Although treatment for cholera is well-known and cheap, outbreaks in epidemic regions still exact high death tolls mostly due to the unpreparedness of health care infrastructures to face unforeseen emergencies. In this context, mathematical models for the prediction of the evolution of an ongoing outbreak are of paramount importance. Here, we test a real-time forecasting framework that readily integrates new information as soon as available and periodically issues an updated forecast. The spread of cholera is modeled by a spatially-explicit scheme that accounts for the dynamics of susceptible, infected and recovered individuals hosted in different local communities connected through hydrologic and human mobility networks. The framework presents two major innovations for cholera modeling: the use of a data assimilation technique, specifically an ensemble Kalman filter, to update both state variables and parameters based on the observations, and the use of rainfall forecasts to force the model. The exercise of simulating the state of the system and the predictive capabilities of the novel tools, set at the initial phase of the 2010 Haitian cholera outbreak using only information that was available at that time, serves as a benchmark. Our results suggest that the assimilation procedure with the sequential update of the parameters outperforms calibration schemes based on Markov chain Monte Carlo.
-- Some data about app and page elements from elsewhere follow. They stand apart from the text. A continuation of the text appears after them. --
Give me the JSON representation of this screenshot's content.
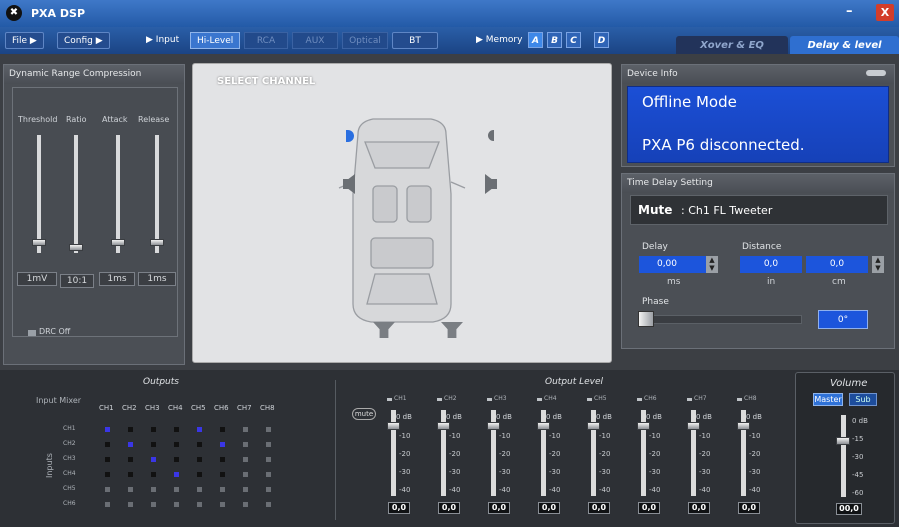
{
  "app": {
    "title": "PXA DSP",
    "minimize": "–",
    "close": "X"
  },
  "menu": {
    "file": "File",
    "config": "Config",
    "input": "Input",
    "inputs": [
      "Hi-Level",
      "RCA",
      "AUX",
      "Optical",
      "BT"
    ],
    "memory": "Memory",
    "memory_slots": [
      "A",
      "B",
      "C",
      "D"
    ],
    "tabs": [
      "Xover & EQ",
      "Delay & level"
    ]
  },
  "drc": {
    "title": "Dynamic Range Compression",
    "labels": [
      "Threshold",
      "Ratio",
      "Attack",
      "Release"
    ],
    "values": [
      "1mV",
      "10:1",
      "1ms",
      "1ms"
    ],
    "toggle": "DRC Off"
  },
  "center": {
    "title": "SELECT CHANNEL"
  },
  "device": {
    "title": "Device Info",
    "line1": "Offline Mode",
    "line2": "PXA P6 disconnected."
  },
  "delay": {
    "title": "Time Delay Setting",
    "mute_label": "Mute",
    "channel": ": Ch1  FL Tweeter",
    "delay_label": "Delay",
    "distance_label": "Distance",
    "delay_value": "0,00",
    "distance_in": "0,0",
    "distance_cm": "0,0",
    "unit_ms": "ms",
    "unit_in": "in",
    "unit_cm": "cm",
    "phase_label": "Phase",
    "phase_value": "0°"
  },
  "mixer": {
    "outputs_title": "Outputs",
    "input_mixer": "Input Mixer",
    "inputs_label": "Inputs",
    "cols": [
      "CH1",
      "CH2",
      "CH3",
      "CH4",
      "CH5",
      "CH6",
      "CH7",
      "CH8"
    ],
    "rows": [
      "CH1",
      "CH2",
      "CH3",
      "CH4",
      "CH5",
      "CH6"
    ]
  },
  "output_level": {
    "title": "Output Level",
    "mute": "mute",
    "channels": [
      "CH1",
      "CH2",
      "CH3",
      "CH4",
      "CH5",
      "CH6",
      "CH7",
      "CH8"
    ],
    "top_label": "0 dB",
    "ticks": [
      "-10",
      "-20",
      "-30",
      "-40"
    ],
    "values": [
      "0,0",
      "0,0",
      "0,0",
      "0,0",
      "0,0",
      "0,0",
      "0,0",
      "0,0"
    ]
  },
  "volume": {
    "title": "Volume",
    "master": "Master",
    "sub": "Sub",
    "ticks": [
      "0 dB",
      "-15",
      "-30",
      "-45",
      "-60"
    ],
    "value": "00,0"
  }
}
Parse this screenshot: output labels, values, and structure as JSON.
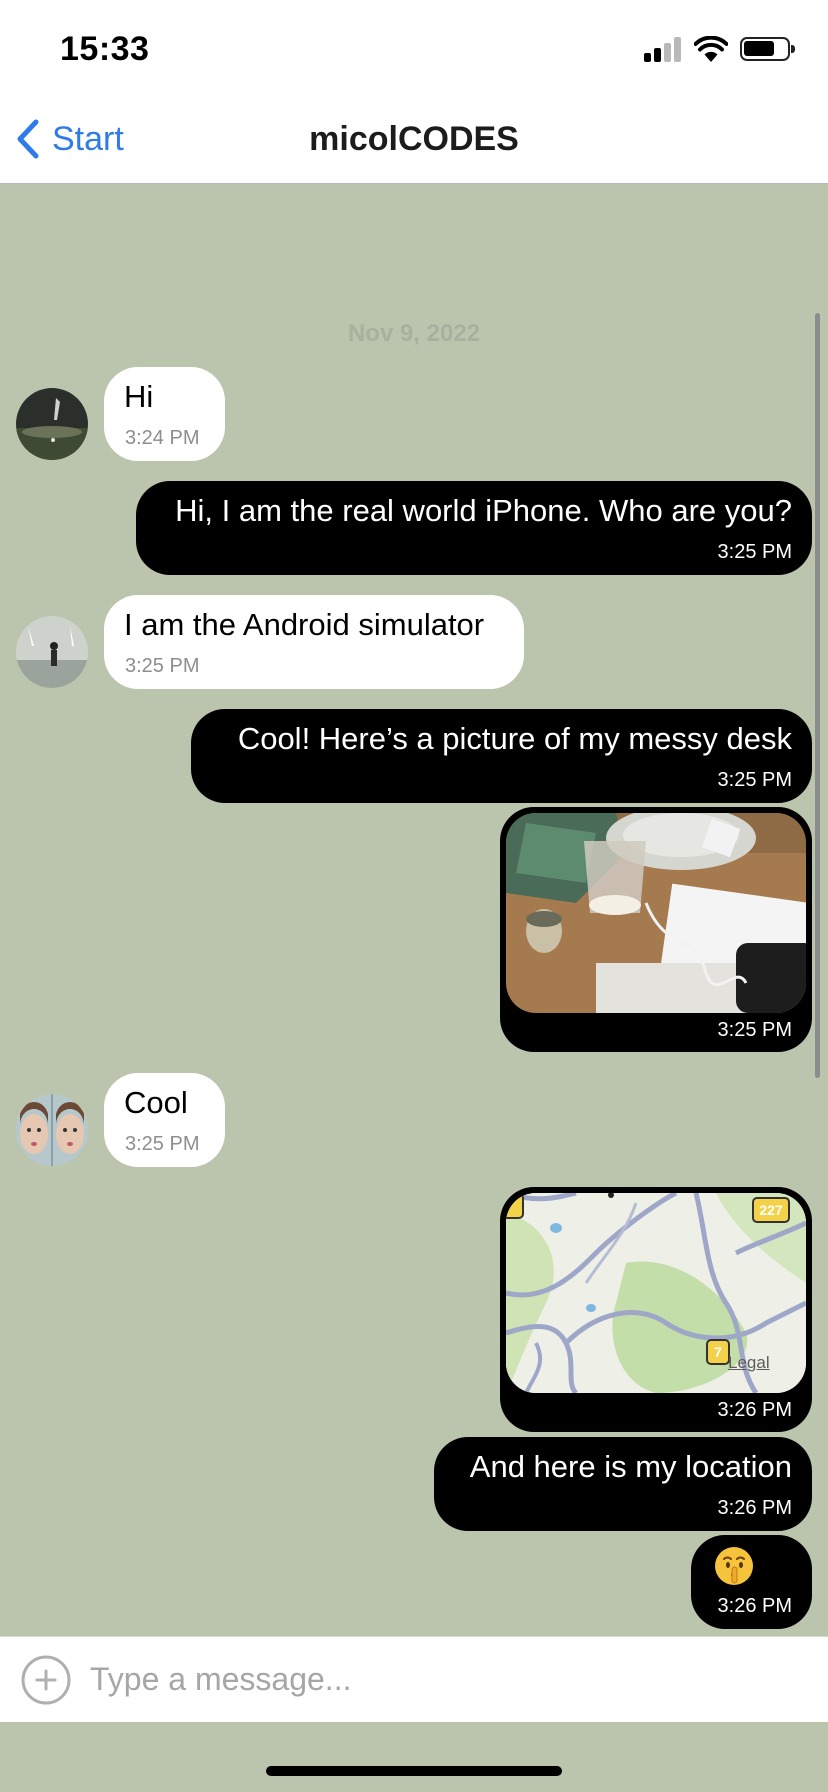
{
  "status_bar": {
    "time": "15:33",
    "battery": 0.7
  },
  "nav": {
    "back_label": "Start",
    "title": "micolCODES"
  },
  "chat": {
    "date_label": "Nov 9, 2022",
    "messages": [
      {
        "direction": "incoming",
        "text": "Hi",
        "time": "3:24 PM"
      },
      {
        "direction": "outgoing",
        "text": "Hi, I am the real world iPhone. Who are you?",
        "time": "3:25 PM"
      },
      {
        "direction": "incoming",
        "text": "I am the Android simulator",
        "time": "3:25 PM"
      },
      {
        "direction": "outgoing",
        "text": "Cool! Here’s a picture of my messy desk",
        "time": "3:25 PM"
      },
      {
        "direction": "outgoing",
        "type": "image",
        "time": "3:25 PM"
      },
      {
        "direction": "incoming",
        "text": "Cool",
        "time": "3:25 PM"
      },
      {
        "direction": "outgoing",
        "type": "location",
        "time": "3:26 PM",
        "map": {
          "badge_top": "227",
          "badge_bottom": "7",
          "legal": "Legal"
        }
      },
      {
        "direction": "outgoing",
        "text": "And here is my location",
        "time": "3:26 PM"
      },
      {
        "direction": "outgoing",
        "text": "🤫",
        "time": "3:26 PM"
      }
    ]
  },
  "input": {
    "placeholder": "Type a message..."
  },
  "colors": {
    "chat_background": "#bbc5ae",
    "outgoing_bubble": "#000000",
    "incoming_bubble": "#ffffff",
    "accent": "#2f7bea"
  }
}
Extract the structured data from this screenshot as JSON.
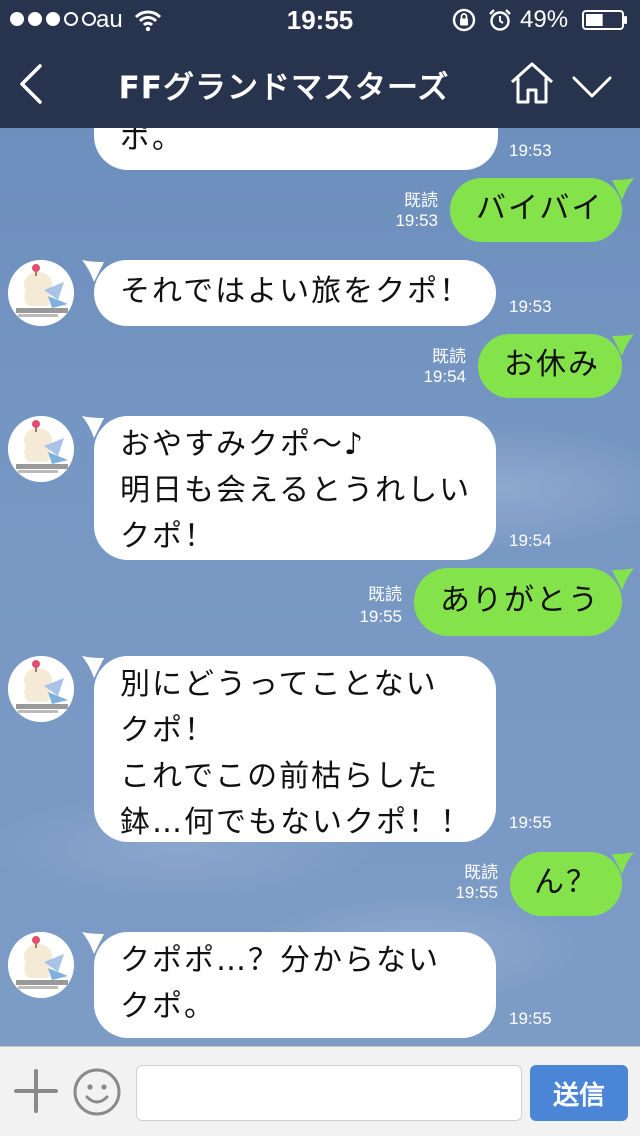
{
  "status_bar": {
    "carrier": "au",
    "time": "19:55",
    "battery_pct": "49%",
    "signal_bars_filled": 3,
    "signal_bars_total": 5,
    "battery_level": 0.49
  },
  "header": {
    "title": "FFグランドマスターズ",
    "icons": [
      "back-chevron-icon",
      "home-icon",
      "chevron-down-icon"
    ]
  },
  "messages": [
    {
      "id": "m1",
      "side": "in",
      "text": "ポ。",
      "time": "19:53"
    },
    {
      "id": "m2",
      "side": "out",
      "text": "バイバイ",
      "read": "既読",
      "time": "19:53"
    },
    {
      "id": "m3",
      "side": "in",
      "text": "それではよい旅をクポ！",
      "time": "19:53"
    },
    {
      "id": "m4",
      "side": "out",
      "text": "お休み",
      "read": "既読",
      "time": "19:54"
    },
    {
      "id": "m5",
      "side": "in",
      "text": "おやすみクポ〜♪\n明日も会えるとうれしい\nクポ！",
      "time": "19:54"
    },
    {
      "id": "m6",
      "side": "out",
      "text": "ありがとう",
      "read": "既読",
      "time": "19:55"
    },
    {
      "id": "m7",
      "side": "in",
      "text": "別にどうってことない\nクポ！\nこれでこの前枯らした\n鉢…何でもないクポ！！",
      "time": "19:55"
    },
    {
      "id": "m8",
      "side": "out",
      "text": "ん？",
      "read": "既読",
      "time": "19:55"
    },
    {
      "id": "m9",
      "side": "in",
      "text": "クポポ…？分からない\nクポ。",
      "time": "19:55"
    }
  ],
  "input_bar": {
    "placeholder": "",
    "send_label": "送信",
    "icons": [
      "plus-icon",
      "emoji-icon"
    ]
  },
  "colors": {
    "header_bg": "#28344d",
    "outgoing_bubble": "#84e34b",
    "incoming_bubble": "#ffffff",
    "chat_bg": "#7898c4",
    "send_button": "#4b86d6"
  }
}
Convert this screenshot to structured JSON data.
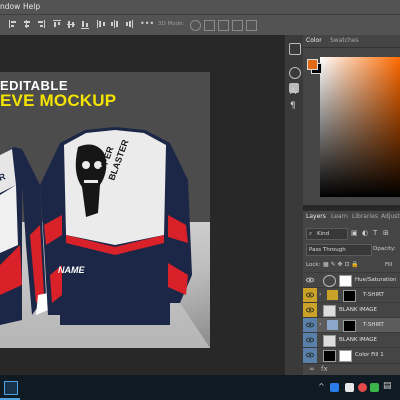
{
  "menu": {
    "items": [
      "ndow",
      "Help"
    ]
  },
  "options": {
    "mode_3d": "3D Mode:"
  },
  "canvas": {
    "title_line1": "EDITABLE",
    "title_line2": "EVE MOCKUP",
    "shirt_text_brand": "HYPER BLASTER",
    "shirt_text_name": "NAME"
  },
  "color_panel": {
    "tab_color": "Color",
    "tab_swatches": "Swatches",
    "fg_color": "#e06a16",
    "bg_color": "#000000"
  },
  "layers_panel": {
    "tabs": [
      "Layers",
      "Learn",
      "Libraries",
      "Adjust"
    ],
    "filter_label": "Kind",
    "blend_mode": "Pass Through",
    "opacity_label": "Opacity:",
    "lock_label": "Lock:",
    "fill_label": "Fill",
    "layers": [
      {
        "name": "Hue/Saturation",
        "type": "adjustment"
      },
      {
        "name": "T-SHIRT",
        "type": "group"
      },
      {
        "name": "BLANK IMAGE",
        "type": "smart"
      },
      {
        "name": "T-SHIRT",
        "type": "group"
      },
      {
        "name": "BLANK IMAGE",
        "type": "smart"
      },
      {
        "name": "Color Fill 1",
        "type": "fill"
      }
    ]
  },
  "colors": {
    "accent": "#f4e400",
    "panel": "#454545",
    "shirt_navy": "#1c2747",
    "shirt_red": "#d82128"
  }
}
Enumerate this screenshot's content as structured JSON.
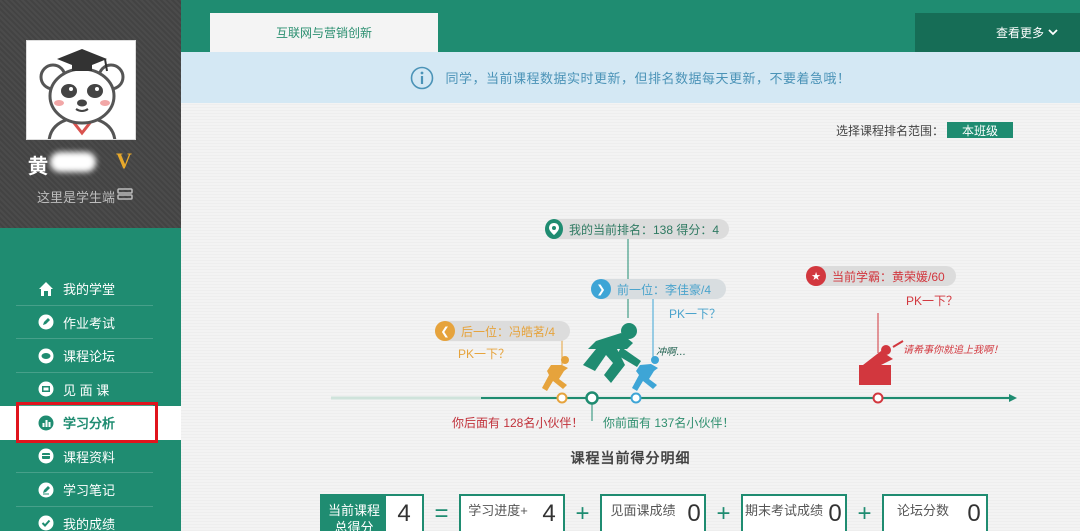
{
  "sidebar": {
    "user_name": "黄",
    "vip_badge": "V",
    "role": "这里是学生端",
    "items": [
      {
        "label": "我的学堂",
        "icon": "home-icon"
      },
      {
        "label": "作业考试",
        "icon": "pencil-icon"
      },
      {
        "label": "课程论坛",
        "icon": "chat-icon"
      },
      {
        "label": "见 面 课",
        "icon": "screen-icon"
      },
      {
        "label": "学习分析",
        "icon": "bar-chart-icon",
        "active": true
      },
      {
        "label": "课程资料",
        "icon": "folder-icon"
      },
      {
        "label": "学习笔记",
        "icon": "note-icon"
      },
      {
        "label": "我的成绩",
        "icon": "check-icon"
      }
    ]
  },
  "header": {
    "course_tab": "互联网与营销创新",
    "more_label": "查看更多"
  },
  "notice": {
    "text": "同学，当前课程数据实时更新，但排名数据每天更新，不要着急哦！"
  },
  "ranking": {
    "range_label": "选择课程排名范围：",
    "range_value": "本班级",
    "me": "我的当前排名：138 得分：4",
    "ahead": "前一位：李佳豪/4",
    "behind": "后一位：冯皓茗/4",
    "top": "当前学霸：黄荣媛/60",
    "pk_label": "PK一下？",
    "ahead_shout": "冲啊...",
    "top_shout": "请希事你就追上我啊！",
    "behind_count": "你后面有 128名小伙伴！",
    "ahead_count": "你前面有 137名小伙伴！",
    "progress_fraction_me": 0.5,
    "progress_fraction_top": 1.0
  },
  "score": {
    "title": "课程当前得分明细",
    "total_label": "当前课程总得分",
    "total_value": "4",
    "eq": "=",
    "plus": "+",
    "parts": [
      {
        "label": "学习进度+",
        "value": "4"
      },
      {
        "label": "见面课成绩",
        "value": "0"
      },
      {
        "label": "期末考试成绩",
        "value": "0"
      },
      {
        "label": "论坛分数",
        "value": "0"
      }
    ]
  },
  "colors": {
    "brand": "#1f8c71",
    "ahead": "#3ea5d6",
    "behind": "#e6a33c",
    "top": "#d2373e",
    "highlight": "#e0141d"
  }
}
Moreover, in a forecasting mode the model usefully predicts the spatial incidence of cholera at least for one month ahead. The performance decreases for longer time horizons yet allowing sufficient time to plan for deployment of medical supplies and staff, and to evaluate alternative strategies of emergency management.